A newsroom lacking in diversity fails to deliver the whole story, while empathy drawn from experience can produce better reporting.

[[{“fid”:”4813″,”view_mode”:”default”,”fields”:{“format”:”default”,”field_file_image_alt_text[und][0][value]”:””,”field_file_image_title_text[und][0][value]”:””},”type”:”media”,”link_text”:null,”attributes”:{“title”:”Would newsrooms have explored Islamophobia during the election sooner if they reflected the communities being targeted? Screenshot by J-Source.”,”height”:569,”width”:953,”style”:”width: 700px; height: 418px;”,”class”:”media-element file-default”}}]]

By Adam Owen

The benefits of diversity in newsrooms are obvious; with more perspectives on an issue, more facets will be found, reducing blind spots in coverage and resulting in more nuanced stories.

It’s an issue that journalists have explored before, as well as media critics, journalism professors and public editors across Canada and beyond, yet rarely are we given specific practical examples to point to when making this argument, satisfied instead to treat it as a self-evident fact.

This election season, however, coverage of specific wedge issues presented by the Conservative Party—the introduction of Bill C-24, the opposition to the niqab and the ongoing refugee crisis in Syria—highlight both the importance of diverse voices and the long way that the Canadian media still have to go.

While most media coverage of the Conservative’s investment in these issues has quite rightly criticized the cynical Islamophobia at play, the majority of this coverage has come from people who will never bear the brunt or feel the effects of the stoked racism they are covering.

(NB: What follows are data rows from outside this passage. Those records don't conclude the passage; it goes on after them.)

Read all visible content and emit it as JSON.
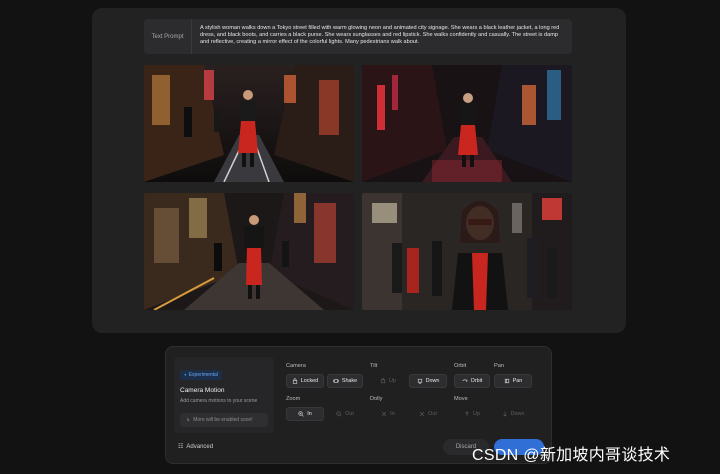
{
  "prompt": {
    "label": "Text Prompt",
    "text": "A stylish woman walks down a Tokyo street filled with warm glowing neon and animated city signage. She wears a black leather jacket, a long red dress, and black boots, and carries a black purse. She wears sunglasses and red lipstick. She walks confidently and casually. The street is damp and reflective, creating a mirror effect of the colorful lights. Many pedestrians walk about."
  },
  "camera_motion": {
    "badge": "Experimental",
    "title": "Camera Motion",
    "subtitle": "Add camera motions to your scene",
    "more": "More will be enabled soon!"
  },
  "groups": {
    "camera": "Camera",
    "tilt": "Tilt",
    "orbit": "Orbit",
    "pan": "Pan",
    "zoom": "Zoom",
    "dolly": "Dolly",
    "move": "Move"
  },
  "buttons": {
    "locked": "Locked",
    "shake": "Shake",
    "tilt_up": "Up",
    "tilt_down": "Down",
    "orbit": "Orbit",
    "pan": "Pan",
    "zoom_in": "In",
    "zoom_out": "Out",
    "dolly_in": "In",
    "dolly_out": "Out",
    "move_up": "Up",
    "move_down": "Down"
  },
  "footer": {
    "advanced": "Advanced",
    "discard": "Discard"
  },
  "watermark": "CSDN @新加坡内哥谈技术",
  "colors": {
    "accent": "#2f6fd6",
    "badge_text": "#6aa5ee",
    "dress_red": "#c8261e"
  }
}
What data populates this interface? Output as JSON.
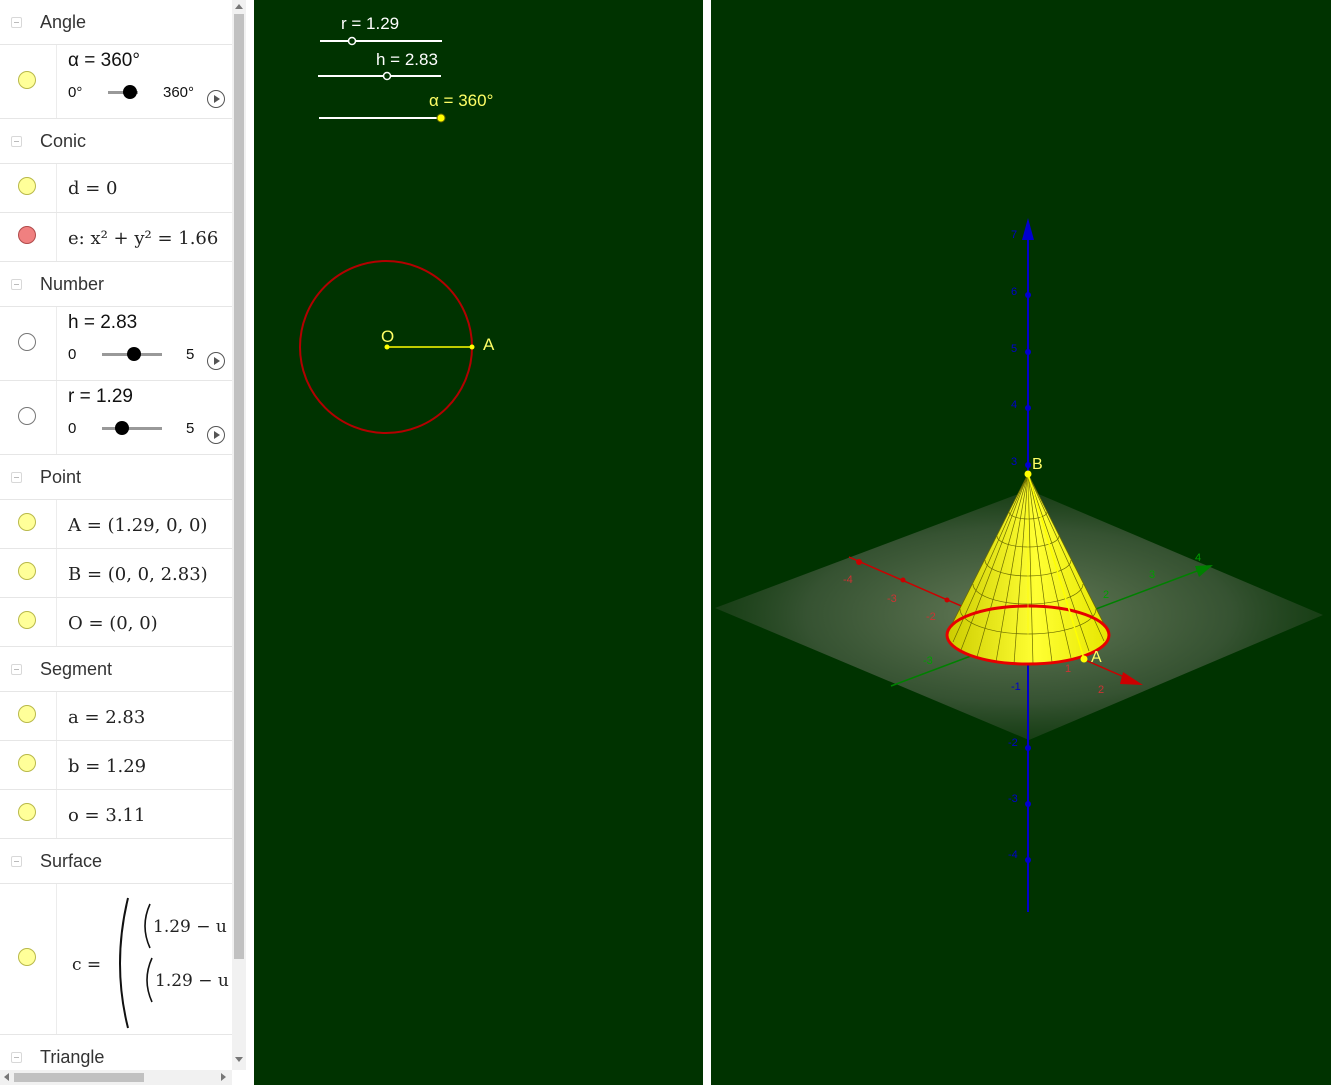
{
  "algebra": {
    "groups": {
      "angle": "Angle",
      "conic": "Conic",
      "number": "Number",
      "point": "Point",
      "segment": "Segment",
      "surface": "Surface",
      "triangle": "Triangle"
    },
    "alpha": {
      "label": "α = 360°",
      "min": "0°",
      "max": "360°",
      "value_fraction": 1.0
    },
    "d": "d = 0",
    "e": "e: x² + y² = 1.66",
    "h": {
      "label": "h = 2.83",
      "min": "0",
      "max": "5",
      "value": 2.83
    },
    "r": {
      "label": "r = 1.29",
      "min": "0",
      "max": "5",
      "value": 1.29
    },
    "A": "A = (1.29, 0, 0)",
    "B": "B = (0, 0, 2.83)",
    "O": "O = (0, 0)",
    "a": "a = 2.83",
    "b": "b = 1.29",
    "o": "o = 3.11",
    "c": {
      "lhs": "c =",
      "row1": "1.29 − u",
      "row2": "1.29 − u"
    }
  },
  "graphics2d": {
    "sliders": {
      "r": "r = 1.29",
      "h": "h = 2.83",
      "alpha": "α = 360°"
    },
    "labels": {
      "O": "O",
      "A": "A"
    }
  },
  "graphics3d": {
    "labels": {
      "B": "B",
      "A": "A"
    },
    "z_ticks": [
      "7",
      "6",
      "5",
      "4",
      "3",
      "-1",
      "-2",
      "-3",
      "-4"
    ],
    "x_ticks": [
      "-4",
      "-3",
      "-2",
      "1",
      "2"
    ],
    "y_ticks": [
      "2",
      "3",
      "4",
      "-3"
    ]
  },
  "colors": {
    "background": "#003300",
    "yellow": "#ffff00",
    "conic": "#b30000",
    "x_axis": "#cc0000",
    "y_axis": "#008000",
    "z_axis": "#0000cc"
  }
}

You don’t need to have had your house burn down to cover a house fire, but sensitivity to an issue—even the ability to cover it accurately—is based in a basic empathy, usually drawn by experience. That’s what separates on-the-ground coverage of a hurricane from a weather report.

You could make the case that separation from an issue is a hallmark of journalistic integrity—might a reader approach a story about any of these interconnected instances of xenophobia with a grain of salt if the byline holds an Arab or conspicuously “Muslim” name? Possibly. It would be difficult to say, though, since most of those stories are found in the opinion section and not in the news section.

What you do find in the news, whether it be the front page, landing page or Sunday talk show, is “Old Stock” journalists. And while they have covered and criticized the strategy, up until this past week, that criticism had focused only on the cynicism of it. It was not focused on how it affects thousands of now disenfranchised, demonized Canadians.

It was only last week when Zunera Ishaq gave interviews to a number of outlets that the media finally thought to ask the people in the crosshairs. While Ishaq’s role as a major actor in the event means her perspective is crucial, this aspect of the campaign is being felt by, and making experts of, women across Canada who make the same choice as Ishaq every day.

Last week, Tonda MacCharles and Ben Spurr of the Toronto Star (with files from Amal Ahmed and Noor Javed) went further in their coverage by interviewing multiple women about their choice to wear the niqab.

As more of these stories have come to light, you can also see a definite trend in the tone of coverage from columnists across the board. Compare, for example, Andrew Coyne’s September 30 column, which describes the debate as ridiculous, to his October 7th, in which the debate is now insidious. By last week, Coyne had taken a compassionate tone for how, “the people singled out for the treatment must feel, at having their most profound beliefs held up to shame and suspicion.”

Would newsrooms, reporters and columnists alike, have explored this stigma, insecurity and violence that are now being institutionalized sooner if they reflected the communities that are being targeted? It’s difficult to say definitively but hard to imagine otherwise, since these effects are an inexorable aspect of the issue for those targeted by it.

It’s an important goal to aspire towards since better reporting on the human toll draws better attention to the curtailing of rights, allowing for the affective reportage that—to return to an earlier metaphor—separates hurricane coverage from a weather report.

However this Conservative strategy plays out, the gaping blind spot in its coverage will last as a practical example of how a newsroom lacking in diversity can fail to deliver the whole story.

[[{“fid”:”4809″,”view_mode”:”default”,”fields”:{“format”:”default”,”field_file_image_alt_text[und][0][value]”:””,”field_file_image_title_text[und][0][value]”:””},”type”:”media”,”link_text”:null,”attributes”:{“height”:1410,”width”:1619,”style”:”width: 75px; height: 65px; float: left; margin-left: 5px; margin-right: 5px;”,”class”:”media-element file-default”}}]]Adam Owen is a writer, designer and producer based in Toronto. He writes about technology, community, culture and design. You can find more of his work on his website.

H.G. Watson was J-Source's managing editor from 2015 to 2018. She is a journalist based in Toronto. You can learn more about her at hgwatson.com.